- _Problem requirements_
Search the data for the string "note" and copy each line in which it appears.

- _Data to examine_
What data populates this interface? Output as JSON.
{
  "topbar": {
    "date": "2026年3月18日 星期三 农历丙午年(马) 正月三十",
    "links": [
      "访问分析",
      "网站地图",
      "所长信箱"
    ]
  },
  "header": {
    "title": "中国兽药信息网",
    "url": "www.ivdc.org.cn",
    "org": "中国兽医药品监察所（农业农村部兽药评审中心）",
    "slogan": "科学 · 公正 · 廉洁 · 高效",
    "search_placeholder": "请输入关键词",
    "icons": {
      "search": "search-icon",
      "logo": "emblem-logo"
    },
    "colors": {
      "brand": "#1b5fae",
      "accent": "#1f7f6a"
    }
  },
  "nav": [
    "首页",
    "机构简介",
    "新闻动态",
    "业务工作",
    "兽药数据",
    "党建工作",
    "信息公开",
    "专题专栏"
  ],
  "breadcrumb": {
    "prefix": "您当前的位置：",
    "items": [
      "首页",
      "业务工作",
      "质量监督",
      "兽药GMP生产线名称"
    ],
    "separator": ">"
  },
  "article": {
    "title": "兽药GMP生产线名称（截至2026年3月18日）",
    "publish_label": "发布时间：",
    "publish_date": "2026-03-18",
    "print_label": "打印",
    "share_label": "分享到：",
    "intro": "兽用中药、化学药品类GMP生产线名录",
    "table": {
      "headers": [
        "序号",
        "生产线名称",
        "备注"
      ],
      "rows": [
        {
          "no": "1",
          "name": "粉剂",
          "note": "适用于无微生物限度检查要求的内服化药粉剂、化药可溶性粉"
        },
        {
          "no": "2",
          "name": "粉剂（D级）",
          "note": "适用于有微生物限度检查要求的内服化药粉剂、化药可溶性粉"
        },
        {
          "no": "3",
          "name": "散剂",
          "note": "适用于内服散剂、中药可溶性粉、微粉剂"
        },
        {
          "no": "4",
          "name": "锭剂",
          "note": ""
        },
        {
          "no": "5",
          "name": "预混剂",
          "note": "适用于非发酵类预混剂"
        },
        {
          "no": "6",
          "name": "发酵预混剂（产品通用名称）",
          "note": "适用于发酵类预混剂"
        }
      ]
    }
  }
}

- _Answer to the exercise_
          "note": "适用于无微生物限度检查要求的内服化药粉剂、化药可溶性粉"
          "note": "适用于有微生物限度检查要求的内服化药粉剂、化药可溶性粉"
          "note": "适用于内服散剂、中药可溶性粉、微粉剂"
          "note": ""
          "note": "适用于非发酵类预混剂"
          "note": "适用于发酵类预混剂"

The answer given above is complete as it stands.